The problem we are facing is the large and unsustainable deficit the federal government has accumulated after a decade of intense spending by both parties. For a short term solution, it’s easy to make a scapegoat out of the “wealthy.” Who are the wealthy, anyway? Are we talking about the top one percent like Warren Buffet and Bill Gates? Are we talking about the CEOs and senior executives of Fortune 500 companies? The fat cat Wall Street bankers? Or is it the successful small business owners who own a chain of successful restaurants or service providers?

The great thing about America is there are a lot of wealthy people among us. Most of them are self-made, rewarded for the positive contributions they have made to society by our free market system. Yeah, you get the occasional silver spooners and trust fund babies, the old money aristocracy, but they are far from the norm. In America’s meritocracy, most of us earn what we get. The rich don’t always stay rich. Wealth can be lost with poor decision making. In our country, success is something to be celebrated and emulated, not punished. Even if a rich person just sits on his/her money, it is likely in a bank or investment that gets loaned out to others in order to potentially create more wealth and progress for society. Let me share with you the big, bad secret: Without rich people, we couldn’t get anything done. No new businesses, no great charities, and no new research came into existence without wealthy backers who risked their money to see financial returns and social progress.

Demonizing the rich only makes them want to leave. They aren’t stupid people. If it is bad enough, they are going to pick up and move. And nobody wants to live in an economy where there isn’t enough wealth to drive wealth creation. That is what we call societal regression. People of means are not the problem; the politicians are the problem. Politicians manipulate the ignorant to pass blame to the innocent for their own personal gain, when it is actually they who cause the problem in the first place. Washington bureaucrats are on a money high with the taxpayers’ dime, racking up debts like there is no tomorrow. All our deficit troubles will go away if we can make real lasting cuts in our outrageous spending, without having to raise taxes on anybody. If you cut deep enough, you can even lower taxes. We haven’t had conservative fiscal policy for many years, and that is hurting us now. We need real tax reform, such as a flat tax, instead of gimmicks like the Bush tax cuts. This would even the playing field and let the upper, middle and lower classes of America coexist instead of being driven apart.

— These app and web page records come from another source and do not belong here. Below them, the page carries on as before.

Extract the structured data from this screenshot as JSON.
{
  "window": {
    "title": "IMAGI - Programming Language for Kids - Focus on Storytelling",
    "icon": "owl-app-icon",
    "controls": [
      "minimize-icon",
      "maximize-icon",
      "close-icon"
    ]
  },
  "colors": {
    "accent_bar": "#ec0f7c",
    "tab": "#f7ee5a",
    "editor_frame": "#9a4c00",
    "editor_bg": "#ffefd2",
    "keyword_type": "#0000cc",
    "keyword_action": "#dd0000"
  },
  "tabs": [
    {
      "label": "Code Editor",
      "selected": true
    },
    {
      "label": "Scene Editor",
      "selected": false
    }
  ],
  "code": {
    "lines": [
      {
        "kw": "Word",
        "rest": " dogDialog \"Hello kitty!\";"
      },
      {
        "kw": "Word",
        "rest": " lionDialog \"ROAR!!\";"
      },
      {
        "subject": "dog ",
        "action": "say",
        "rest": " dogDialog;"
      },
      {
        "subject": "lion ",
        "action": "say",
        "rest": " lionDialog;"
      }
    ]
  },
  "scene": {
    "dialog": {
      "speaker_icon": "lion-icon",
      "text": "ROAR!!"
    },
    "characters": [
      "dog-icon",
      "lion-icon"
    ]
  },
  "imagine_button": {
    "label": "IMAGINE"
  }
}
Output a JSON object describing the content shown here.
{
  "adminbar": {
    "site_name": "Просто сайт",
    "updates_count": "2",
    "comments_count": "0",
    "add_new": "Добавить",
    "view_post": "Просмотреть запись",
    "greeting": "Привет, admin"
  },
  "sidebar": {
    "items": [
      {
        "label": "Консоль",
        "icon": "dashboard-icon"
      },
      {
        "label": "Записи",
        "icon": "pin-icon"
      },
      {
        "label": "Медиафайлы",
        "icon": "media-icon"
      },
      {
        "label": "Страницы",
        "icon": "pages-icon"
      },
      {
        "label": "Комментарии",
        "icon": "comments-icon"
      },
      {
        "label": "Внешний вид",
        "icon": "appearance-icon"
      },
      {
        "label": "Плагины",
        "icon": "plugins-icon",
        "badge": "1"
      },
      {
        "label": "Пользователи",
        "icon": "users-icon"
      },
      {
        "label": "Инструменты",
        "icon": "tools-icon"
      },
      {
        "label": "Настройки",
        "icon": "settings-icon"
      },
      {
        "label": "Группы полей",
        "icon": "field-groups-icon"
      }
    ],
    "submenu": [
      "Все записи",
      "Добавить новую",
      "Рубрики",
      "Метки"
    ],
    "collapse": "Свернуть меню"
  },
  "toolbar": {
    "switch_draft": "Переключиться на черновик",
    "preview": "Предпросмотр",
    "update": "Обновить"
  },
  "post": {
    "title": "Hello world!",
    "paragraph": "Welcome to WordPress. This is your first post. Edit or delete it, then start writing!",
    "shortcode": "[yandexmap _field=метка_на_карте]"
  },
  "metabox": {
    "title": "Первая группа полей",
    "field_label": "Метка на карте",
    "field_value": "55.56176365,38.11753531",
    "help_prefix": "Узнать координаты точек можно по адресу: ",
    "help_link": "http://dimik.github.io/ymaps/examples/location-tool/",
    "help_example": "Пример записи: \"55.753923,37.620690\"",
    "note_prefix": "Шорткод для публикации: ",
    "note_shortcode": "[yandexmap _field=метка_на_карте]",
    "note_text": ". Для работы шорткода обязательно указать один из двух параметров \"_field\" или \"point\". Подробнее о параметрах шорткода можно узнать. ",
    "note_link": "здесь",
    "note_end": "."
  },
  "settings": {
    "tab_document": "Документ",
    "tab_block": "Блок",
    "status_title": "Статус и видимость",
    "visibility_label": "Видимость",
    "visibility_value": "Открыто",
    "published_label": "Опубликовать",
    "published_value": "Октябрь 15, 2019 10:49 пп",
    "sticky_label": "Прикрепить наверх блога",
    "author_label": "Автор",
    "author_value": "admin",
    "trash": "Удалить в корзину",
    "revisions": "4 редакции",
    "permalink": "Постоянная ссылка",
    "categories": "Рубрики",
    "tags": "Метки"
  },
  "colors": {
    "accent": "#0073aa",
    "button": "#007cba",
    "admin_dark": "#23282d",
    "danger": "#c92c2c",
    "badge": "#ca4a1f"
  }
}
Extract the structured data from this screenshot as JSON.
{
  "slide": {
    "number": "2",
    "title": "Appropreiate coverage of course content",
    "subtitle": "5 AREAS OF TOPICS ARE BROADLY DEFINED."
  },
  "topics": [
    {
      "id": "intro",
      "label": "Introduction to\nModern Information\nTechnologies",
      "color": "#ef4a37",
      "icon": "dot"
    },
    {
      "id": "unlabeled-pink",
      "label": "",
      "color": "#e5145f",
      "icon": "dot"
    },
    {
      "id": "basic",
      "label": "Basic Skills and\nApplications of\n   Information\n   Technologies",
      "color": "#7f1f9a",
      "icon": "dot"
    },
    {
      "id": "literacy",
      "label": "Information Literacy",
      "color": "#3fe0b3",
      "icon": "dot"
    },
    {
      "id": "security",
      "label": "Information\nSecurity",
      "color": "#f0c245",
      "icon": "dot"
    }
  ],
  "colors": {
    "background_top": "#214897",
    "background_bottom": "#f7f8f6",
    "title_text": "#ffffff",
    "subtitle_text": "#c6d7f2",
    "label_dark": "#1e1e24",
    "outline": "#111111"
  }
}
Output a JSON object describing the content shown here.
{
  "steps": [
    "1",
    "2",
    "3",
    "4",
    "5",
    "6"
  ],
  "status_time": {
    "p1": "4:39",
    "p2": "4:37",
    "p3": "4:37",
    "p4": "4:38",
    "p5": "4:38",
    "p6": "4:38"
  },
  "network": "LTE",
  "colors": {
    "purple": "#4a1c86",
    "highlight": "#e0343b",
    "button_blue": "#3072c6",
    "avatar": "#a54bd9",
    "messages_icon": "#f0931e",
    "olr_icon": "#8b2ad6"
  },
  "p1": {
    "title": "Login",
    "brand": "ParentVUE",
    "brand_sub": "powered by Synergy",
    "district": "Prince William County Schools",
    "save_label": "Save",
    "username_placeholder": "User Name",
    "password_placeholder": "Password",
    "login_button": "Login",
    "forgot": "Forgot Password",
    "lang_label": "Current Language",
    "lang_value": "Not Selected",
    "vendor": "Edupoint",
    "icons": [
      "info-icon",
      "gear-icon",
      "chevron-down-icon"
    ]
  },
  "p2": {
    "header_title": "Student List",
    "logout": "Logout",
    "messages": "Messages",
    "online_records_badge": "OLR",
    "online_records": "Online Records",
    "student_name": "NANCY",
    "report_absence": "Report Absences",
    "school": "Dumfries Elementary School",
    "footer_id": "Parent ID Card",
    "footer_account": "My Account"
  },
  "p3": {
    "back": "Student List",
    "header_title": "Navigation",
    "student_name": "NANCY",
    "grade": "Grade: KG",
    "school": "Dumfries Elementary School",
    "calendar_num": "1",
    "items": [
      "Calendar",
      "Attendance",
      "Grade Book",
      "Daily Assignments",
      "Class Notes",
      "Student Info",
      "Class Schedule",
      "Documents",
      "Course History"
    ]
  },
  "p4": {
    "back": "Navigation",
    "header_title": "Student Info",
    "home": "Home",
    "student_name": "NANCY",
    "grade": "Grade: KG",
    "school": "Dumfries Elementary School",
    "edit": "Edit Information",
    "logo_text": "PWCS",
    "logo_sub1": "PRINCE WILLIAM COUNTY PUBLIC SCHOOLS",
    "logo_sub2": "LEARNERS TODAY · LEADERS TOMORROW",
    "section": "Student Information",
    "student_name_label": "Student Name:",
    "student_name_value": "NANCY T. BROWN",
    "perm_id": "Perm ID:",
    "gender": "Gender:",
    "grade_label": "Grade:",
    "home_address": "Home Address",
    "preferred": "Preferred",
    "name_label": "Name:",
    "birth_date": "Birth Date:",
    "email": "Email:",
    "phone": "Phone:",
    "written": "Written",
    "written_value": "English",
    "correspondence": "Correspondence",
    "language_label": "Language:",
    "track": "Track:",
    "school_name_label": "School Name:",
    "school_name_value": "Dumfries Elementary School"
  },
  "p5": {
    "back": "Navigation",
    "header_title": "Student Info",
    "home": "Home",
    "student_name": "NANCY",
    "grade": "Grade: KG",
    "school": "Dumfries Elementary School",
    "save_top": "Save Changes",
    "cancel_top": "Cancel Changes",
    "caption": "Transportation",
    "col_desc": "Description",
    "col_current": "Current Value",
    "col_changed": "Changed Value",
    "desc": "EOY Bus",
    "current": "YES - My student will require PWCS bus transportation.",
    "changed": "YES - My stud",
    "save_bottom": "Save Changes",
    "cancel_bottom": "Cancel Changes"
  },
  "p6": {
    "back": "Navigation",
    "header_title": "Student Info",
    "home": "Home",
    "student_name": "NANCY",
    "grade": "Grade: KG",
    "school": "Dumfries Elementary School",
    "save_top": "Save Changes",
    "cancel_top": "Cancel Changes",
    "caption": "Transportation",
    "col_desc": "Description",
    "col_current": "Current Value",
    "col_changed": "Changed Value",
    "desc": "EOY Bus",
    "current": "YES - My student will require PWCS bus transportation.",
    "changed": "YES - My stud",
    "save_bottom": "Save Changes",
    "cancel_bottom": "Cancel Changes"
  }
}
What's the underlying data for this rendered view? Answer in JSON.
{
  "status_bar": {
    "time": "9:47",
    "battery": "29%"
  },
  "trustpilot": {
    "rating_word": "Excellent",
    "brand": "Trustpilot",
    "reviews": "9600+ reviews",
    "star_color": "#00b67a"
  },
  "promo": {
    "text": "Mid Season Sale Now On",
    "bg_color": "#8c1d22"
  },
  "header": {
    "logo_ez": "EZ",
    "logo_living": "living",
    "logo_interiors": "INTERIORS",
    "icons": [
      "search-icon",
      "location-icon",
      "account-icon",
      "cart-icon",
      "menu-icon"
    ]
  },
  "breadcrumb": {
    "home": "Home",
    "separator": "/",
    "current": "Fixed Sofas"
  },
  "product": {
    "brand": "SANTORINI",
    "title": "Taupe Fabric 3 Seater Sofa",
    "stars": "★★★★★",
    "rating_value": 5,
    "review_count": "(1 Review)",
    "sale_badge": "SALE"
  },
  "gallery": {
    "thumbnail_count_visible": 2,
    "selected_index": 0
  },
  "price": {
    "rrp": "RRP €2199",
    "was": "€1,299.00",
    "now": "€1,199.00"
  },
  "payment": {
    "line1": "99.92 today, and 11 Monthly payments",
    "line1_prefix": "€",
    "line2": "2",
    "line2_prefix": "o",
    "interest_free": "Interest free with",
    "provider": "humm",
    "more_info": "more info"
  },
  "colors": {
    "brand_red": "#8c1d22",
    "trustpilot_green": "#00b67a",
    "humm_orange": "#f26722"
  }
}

All Americans should pay a fair share in taxes. However, if the system is inherently unfair, what is a fair share? Our tax code needs monumental reform in favor of simplicity and closed loopholes. Then we might get a better grasp of who really is paying what into this country.

Mark Easley is a senior computer science major. He can be contacted at measley@nd.edu

The views expressed in this column are those of the author and not necessarily those of The Observer.